On this day in 1799, Patrick Henry, the first post-colonial governor of Virginia and, for a time, an outspoken critic of the federal government, died at Red Hill, his 520-acre plantation near Brookneal, Virginia, in Charlotte County. He was 63.
Capitalizing on his courtroom skills, Henry launched his political career in 1765 by winning a seat in the Virginia House of Burgesses, where he challenged the British Parliament’s colonial tax policies. In 1774 and 1775, he represented Virginia at the First and Second Continental Congresses, respectively, in Philadelphia. On the eve of the American Revolution, Henry famously proclaimed: “Gentlemen may cry, peace, peace — but there is not peace. The war is actually begun! … I know not what course others may take, but as for me, give me liberty or give me death!”
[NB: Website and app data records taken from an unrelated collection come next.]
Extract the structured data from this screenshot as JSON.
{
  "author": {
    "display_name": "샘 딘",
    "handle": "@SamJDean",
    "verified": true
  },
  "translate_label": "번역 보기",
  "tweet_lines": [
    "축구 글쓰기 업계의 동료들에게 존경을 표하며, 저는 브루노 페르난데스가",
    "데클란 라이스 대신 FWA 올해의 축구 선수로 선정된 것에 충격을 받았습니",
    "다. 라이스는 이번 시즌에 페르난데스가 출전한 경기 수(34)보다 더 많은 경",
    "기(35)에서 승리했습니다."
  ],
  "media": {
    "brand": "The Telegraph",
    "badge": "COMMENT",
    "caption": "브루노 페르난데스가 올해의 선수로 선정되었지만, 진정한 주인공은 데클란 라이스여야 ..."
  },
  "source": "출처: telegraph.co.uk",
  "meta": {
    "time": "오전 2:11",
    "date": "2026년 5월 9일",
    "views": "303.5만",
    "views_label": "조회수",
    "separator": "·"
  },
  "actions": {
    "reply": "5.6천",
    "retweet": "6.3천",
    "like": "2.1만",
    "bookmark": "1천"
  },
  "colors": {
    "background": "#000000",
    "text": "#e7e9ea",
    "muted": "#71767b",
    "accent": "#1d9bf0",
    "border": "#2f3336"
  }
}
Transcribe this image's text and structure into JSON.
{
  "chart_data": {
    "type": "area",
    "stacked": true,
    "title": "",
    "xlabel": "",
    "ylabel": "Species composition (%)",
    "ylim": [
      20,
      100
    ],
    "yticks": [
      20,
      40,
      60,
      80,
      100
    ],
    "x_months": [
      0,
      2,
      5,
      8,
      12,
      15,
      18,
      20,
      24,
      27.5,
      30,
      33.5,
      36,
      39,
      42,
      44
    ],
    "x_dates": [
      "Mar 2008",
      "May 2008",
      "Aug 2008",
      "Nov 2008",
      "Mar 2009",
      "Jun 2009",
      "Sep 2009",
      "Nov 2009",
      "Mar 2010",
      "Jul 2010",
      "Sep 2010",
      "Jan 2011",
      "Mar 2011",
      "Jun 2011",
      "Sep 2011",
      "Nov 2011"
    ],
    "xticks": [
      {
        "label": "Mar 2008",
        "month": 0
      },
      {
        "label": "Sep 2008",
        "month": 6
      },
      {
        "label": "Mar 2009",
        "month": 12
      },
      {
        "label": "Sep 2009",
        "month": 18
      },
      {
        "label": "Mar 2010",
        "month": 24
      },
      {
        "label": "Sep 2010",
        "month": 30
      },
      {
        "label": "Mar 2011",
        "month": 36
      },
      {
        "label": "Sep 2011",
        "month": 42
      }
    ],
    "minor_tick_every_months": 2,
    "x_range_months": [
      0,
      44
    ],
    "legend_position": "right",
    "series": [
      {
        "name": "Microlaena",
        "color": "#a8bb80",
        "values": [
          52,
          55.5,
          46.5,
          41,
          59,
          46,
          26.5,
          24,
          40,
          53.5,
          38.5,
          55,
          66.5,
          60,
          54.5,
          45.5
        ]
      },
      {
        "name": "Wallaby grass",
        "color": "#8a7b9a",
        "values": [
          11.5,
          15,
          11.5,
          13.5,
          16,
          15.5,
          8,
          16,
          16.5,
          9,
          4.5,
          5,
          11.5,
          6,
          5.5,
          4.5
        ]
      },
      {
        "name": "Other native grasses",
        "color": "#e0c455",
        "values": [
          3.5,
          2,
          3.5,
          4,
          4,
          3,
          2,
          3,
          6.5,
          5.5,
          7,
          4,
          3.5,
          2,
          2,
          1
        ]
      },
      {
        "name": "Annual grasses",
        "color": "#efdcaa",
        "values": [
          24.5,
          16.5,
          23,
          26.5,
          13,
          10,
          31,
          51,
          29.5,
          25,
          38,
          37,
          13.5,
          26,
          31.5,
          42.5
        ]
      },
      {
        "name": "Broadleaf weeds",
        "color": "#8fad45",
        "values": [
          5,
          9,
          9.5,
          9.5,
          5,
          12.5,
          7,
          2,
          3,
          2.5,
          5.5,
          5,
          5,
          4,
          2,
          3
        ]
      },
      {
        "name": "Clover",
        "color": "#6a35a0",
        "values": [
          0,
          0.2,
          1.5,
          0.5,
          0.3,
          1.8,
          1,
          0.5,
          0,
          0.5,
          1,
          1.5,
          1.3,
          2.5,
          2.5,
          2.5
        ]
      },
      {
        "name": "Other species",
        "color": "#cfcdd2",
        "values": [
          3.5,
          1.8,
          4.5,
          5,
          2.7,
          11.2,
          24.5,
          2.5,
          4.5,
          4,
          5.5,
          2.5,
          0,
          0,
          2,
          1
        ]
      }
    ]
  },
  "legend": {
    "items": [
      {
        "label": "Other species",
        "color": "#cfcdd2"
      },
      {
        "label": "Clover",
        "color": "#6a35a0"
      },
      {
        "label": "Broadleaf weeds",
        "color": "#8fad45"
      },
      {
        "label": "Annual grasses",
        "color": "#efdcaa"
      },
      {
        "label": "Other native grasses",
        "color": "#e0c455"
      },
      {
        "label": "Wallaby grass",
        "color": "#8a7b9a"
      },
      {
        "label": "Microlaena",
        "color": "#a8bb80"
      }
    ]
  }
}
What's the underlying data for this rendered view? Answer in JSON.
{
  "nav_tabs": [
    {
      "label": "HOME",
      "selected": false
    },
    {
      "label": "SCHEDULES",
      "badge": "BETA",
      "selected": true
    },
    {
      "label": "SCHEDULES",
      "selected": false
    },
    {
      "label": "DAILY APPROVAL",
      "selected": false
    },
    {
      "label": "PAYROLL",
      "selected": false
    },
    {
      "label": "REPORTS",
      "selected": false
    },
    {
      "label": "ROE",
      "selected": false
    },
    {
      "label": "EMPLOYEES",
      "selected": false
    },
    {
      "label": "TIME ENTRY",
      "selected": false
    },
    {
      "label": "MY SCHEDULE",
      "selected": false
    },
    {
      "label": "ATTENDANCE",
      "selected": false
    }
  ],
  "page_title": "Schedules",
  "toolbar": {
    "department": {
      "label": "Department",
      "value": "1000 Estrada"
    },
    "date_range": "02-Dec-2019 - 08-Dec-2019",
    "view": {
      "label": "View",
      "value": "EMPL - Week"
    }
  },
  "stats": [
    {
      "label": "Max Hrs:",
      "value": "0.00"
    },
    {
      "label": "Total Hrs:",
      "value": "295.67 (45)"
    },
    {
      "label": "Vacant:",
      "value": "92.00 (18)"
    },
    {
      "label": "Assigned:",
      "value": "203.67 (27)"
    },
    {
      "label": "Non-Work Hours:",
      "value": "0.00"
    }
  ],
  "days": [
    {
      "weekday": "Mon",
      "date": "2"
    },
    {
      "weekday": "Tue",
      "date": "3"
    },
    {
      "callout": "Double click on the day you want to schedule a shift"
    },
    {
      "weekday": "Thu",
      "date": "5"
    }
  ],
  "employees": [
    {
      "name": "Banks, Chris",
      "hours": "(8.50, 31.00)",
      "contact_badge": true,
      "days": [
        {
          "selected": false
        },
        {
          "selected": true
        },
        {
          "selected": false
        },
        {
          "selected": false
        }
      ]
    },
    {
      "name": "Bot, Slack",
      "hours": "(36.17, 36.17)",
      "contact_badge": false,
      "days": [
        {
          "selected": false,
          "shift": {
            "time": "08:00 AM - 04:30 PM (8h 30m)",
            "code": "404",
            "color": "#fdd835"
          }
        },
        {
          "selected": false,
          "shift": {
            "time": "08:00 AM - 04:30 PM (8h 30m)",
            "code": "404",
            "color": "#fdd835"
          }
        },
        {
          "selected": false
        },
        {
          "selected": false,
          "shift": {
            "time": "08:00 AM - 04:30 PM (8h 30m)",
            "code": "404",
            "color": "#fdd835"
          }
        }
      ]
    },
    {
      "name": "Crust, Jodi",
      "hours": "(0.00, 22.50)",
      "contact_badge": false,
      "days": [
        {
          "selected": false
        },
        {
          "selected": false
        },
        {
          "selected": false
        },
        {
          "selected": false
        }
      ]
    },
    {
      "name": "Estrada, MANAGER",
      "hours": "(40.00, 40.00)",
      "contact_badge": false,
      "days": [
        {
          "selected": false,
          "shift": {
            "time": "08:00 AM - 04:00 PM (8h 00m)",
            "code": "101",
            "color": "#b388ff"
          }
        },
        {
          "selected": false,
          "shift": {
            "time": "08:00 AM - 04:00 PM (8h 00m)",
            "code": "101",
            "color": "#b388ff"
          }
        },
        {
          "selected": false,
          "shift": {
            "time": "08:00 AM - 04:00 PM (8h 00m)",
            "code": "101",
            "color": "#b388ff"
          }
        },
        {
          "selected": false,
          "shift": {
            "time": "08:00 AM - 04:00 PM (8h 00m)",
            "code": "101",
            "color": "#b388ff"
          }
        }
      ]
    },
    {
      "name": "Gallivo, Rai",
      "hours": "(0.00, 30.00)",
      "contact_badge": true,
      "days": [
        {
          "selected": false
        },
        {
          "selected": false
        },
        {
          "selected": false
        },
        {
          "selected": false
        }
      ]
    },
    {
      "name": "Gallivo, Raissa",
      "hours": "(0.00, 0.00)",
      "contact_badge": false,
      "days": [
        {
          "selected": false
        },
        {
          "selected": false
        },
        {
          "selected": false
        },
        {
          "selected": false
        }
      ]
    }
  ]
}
In 1784, Henry was again elected governor of Virginia and served until 1786. He declined to attend the Constitutional Convention of 1787, reputedly saying that he “smelt a rat in Philadelphia, tending toward the monarchy.”
Henry sought to sway his fellow Virginians against ratifying the U.S. Constitution. He nearly succeeded, arguing that it gave away too much power to the federal government. Once it passed, however, he was instrumental in attaching the Bill of Rights to the founding document.
President George Washington offered him multiple posts, including secretary of state, chief justice of the U.S. Supreme Court and minister to Spain. Henry turned them all down.
In the wake of the French Revolution, which took a radical turn, Henry, fearing a similar fate could befall the new republic, which was beginning to experience popular unrest, altered his views and became a Federalist. He supported the policies of Washington and John Adams and denounced the Virginia and Kentucky resolutions, which argued that states had the right to nullify federal laws that they regarded as unconstitutional.
As historian Richard Beeman noted in a 1974 biography, Henry was a man who “did not bother to write much of anything down.” The lack of primary source materials regarding Henry — only a handful of papers and a few of his speeches survive — has frustrated Henry’s biographers.
Two years before publishing his biography of Henry in 1817, William Wirt (1772-1834), a historian who also served as a U.S. attorney general, commented, “It is all speaking, speaking, speaking. ‘Tis true he could talk — Gods! how he could talk! but … to make the matter worse, from 1763 to 1789 … not one of his speeches lives in print, writing or memory.”
For his part, Beeman wrote that “the revolutionary firebrand, whatever his achievements, possessed a miserable sense of history.” By contrast, Beeman noted, Thomas Jefferson, who survived Henry by a quarter century, got to fill the paucity of historical information about Henry with his own largely negative recollections and opinions.